Excerpts from a dataset:
══════════════════════════════

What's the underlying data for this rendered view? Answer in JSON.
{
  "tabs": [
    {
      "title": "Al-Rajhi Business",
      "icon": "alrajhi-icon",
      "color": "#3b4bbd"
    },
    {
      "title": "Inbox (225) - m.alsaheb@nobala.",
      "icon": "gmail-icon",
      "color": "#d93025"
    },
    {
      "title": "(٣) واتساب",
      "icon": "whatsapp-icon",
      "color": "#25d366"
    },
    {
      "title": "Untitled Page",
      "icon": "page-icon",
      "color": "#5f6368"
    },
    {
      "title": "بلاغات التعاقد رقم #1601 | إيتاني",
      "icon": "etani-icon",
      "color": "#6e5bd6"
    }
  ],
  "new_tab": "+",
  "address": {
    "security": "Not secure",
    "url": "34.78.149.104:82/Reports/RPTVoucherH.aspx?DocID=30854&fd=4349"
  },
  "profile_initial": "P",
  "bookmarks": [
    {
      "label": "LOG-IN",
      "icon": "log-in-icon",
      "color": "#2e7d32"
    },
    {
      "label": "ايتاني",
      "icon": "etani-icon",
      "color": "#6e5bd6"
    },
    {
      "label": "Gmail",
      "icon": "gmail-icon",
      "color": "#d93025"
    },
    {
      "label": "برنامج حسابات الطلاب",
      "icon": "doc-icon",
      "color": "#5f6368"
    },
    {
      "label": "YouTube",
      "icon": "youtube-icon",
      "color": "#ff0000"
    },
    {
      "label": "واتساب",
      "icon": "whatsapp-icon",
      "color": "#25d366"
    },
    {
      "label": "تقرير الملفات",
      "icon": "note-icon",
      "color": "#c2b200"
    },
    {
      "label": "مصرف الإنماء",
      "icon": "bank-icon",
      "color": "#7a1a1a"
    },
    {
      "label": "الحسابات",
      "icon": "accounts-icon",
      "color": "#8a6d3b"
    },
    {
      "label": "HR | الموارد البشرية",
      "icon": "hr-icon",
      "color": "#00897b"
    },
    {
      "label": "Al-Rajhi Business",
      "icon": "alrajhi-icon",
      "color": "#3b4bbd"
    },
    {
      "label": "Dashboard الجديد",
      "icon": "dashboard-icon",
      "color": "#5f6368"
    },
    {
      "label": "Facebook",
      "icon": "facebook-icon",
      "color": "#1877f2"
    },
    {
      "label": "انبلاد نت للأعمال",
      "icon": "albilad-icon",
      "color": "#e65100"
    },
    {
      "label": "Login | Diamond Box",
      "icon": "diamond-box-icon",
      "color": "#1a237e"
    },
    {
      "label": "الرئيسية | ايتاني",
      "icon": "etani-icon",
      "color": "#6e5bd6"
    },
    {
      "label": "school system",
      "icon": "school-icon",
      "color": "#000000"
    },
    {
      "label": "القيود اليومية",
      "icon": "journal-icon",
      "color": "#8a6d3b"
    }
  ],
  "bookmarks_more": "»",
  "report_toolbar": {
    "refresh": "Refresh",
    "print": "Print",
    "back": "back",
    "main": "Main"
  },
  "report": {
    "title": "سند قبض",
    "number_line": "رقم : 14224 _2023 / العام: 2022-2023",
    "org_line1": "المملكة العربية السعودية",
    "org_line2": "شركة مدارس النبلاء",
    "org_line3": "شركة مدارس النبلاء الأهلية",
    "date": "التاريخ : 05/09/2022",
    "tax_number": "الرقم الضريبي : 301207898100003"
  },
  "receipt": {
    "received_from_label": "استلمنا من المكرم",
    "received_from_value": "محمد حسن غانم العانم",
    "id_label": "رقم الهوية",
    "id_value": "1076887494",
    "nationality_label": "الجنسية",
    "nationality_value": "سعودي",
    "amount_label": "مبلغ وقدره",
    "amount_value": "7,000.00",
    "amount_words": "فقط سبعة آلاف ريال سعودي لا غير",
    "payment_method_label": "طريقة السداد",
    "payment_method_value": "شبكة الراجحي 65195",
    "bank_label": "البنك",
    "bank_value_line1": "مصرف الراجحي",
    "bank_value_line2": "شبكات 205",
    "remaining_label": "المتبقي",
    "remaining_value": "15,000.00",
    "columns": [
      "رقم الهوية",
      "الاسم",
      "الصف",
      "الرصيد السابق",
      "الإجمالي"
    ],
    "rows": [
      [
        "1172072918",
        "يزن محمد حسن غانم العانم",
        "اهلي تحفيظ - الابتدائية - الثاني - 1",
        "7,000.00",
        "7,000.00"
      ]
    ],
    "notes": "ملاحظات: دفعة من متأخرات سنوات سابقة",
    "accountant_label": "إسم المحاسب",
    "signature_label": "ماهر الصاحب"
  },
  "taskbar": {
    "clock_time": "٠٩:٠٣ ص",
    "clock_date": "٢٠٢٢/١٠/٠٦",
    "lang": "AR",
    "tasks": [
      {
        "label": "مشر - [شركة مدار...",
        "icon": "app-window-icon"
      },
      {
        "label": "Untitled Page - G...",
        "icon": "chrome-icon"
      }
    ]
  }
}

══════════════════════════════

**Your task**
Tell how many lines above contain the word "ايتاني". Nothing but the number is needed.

**Answer space**
2